Where does the string "image" occur in the records? Copy each line that holds it.

┌────────

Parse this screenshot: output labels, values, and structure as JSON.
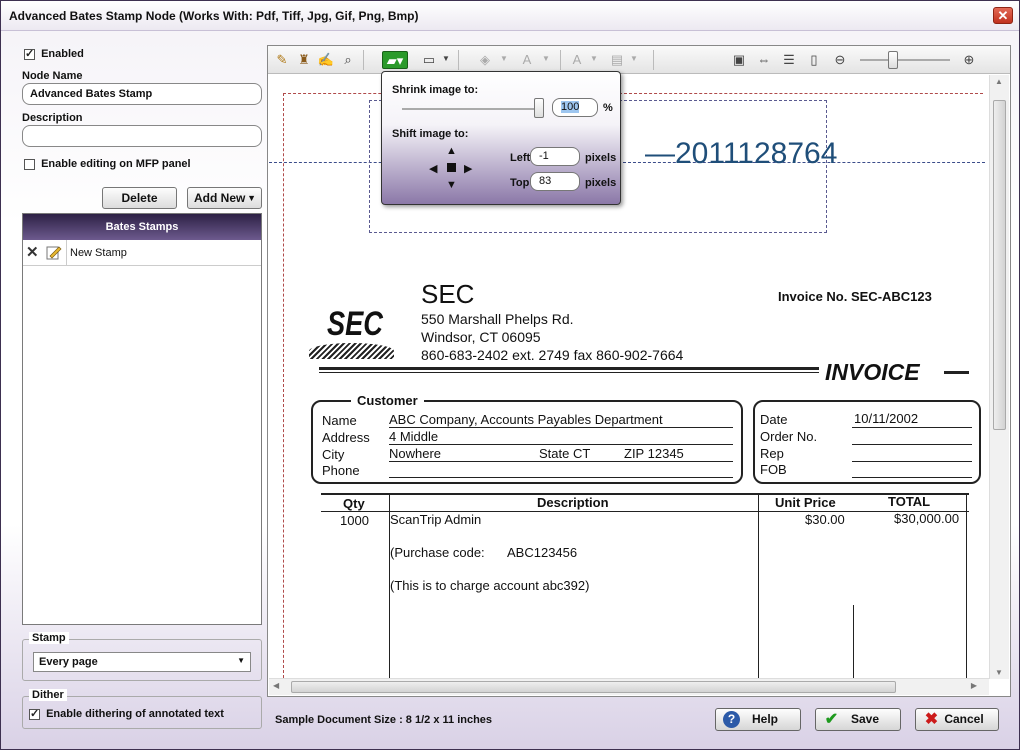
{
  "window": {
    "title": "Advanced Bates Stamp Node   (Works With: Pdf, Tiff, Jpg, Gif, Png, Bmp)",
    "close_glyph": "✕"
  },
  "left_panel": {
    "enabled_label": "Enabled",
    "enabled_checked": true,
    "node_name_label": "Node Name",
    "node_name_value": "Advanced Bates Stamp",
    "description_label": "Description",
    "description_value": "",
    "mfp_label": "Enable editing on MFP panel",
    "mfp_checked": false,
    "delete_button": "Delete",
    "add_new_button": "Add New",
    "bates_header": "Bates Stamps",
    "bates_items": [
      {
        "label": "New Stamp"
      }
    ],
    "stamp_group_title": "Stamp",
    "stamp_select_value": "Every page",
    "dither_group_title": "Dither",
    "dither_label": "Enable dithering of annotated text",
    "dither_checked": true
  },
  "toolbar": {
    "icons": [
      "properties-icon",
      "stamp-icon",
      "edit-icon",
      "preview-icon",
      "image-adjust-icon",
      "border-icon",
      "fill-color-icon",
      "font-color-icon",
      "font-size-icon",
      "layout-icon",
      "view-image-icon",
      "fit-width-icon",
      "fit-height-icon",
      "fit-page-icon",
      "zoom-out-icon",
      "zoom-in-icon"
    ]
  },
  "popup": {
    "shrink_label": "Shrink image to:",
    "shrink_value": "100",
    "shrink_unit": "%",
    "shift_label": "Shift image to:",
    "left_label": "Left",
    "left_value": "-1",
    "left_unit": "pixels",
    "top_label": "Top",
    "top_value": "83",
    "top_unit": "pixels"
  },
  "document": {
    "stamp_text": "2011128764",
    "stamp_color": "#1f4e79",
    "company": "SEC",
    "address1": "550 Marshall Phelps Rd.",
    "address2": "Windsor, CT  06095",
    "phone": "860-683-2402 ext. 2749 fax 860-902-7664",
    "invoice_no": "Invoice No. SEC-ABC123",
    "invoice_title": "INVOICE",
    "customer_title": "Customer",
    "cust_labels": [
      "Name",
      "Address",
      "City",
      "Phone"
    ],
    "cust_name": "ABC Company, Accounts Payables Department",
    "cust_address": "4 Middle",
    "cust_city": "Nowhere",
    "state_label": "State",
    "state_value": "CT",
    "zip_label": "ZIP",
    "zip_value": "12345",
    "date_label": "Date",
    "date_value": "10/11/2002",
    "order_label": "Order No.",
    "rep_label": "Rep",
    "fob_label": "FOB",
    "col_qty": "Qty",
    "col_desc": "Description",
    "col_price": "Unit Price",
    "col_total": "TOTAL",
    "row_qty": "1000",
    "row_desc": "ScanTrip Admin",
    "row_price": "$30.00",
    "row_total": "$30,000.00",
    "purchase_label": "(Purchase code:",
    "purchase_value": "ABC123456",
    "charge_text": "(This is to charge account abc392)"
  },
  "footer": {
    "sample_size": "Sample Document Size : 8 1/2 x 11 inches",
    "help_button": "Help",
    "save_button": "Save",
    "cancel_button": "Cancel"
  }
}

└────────
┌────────

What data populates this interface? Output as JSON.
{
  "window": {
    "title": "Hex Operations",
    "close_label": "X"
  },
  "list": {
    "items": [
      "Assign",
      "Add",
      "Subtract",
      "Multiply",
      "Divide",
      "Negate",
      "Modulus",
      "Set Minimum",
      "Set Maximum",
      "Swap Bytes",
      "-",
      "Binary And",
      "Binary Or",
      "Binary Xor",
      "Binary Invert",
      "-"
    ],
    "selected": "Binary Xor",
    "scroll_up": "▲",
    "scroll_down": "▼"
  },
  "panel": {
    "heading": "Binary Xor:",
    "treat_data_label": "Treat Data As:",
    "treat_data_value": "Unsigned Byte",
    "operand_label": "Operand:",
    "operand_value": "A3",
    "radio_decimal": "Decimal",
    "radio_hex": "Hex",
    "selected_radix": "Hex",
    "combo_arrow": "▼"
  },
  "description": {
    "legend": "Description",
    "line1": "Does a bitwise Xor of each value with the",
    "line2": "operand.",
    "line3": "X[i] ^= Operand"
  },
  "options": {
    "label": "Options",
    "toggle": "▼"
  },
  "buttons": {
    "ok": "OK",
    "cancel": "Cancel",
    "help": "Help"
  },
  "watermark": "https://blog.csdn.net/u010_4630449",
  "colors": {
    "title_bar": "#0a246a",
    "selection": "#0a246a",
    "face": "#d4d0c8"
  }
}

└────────

◆ Written solution
      "image-adjust-icon",
      "view-image-icon",
    "shrink_label": "Shrink image to:",
    "shift_label": "Shift image to:",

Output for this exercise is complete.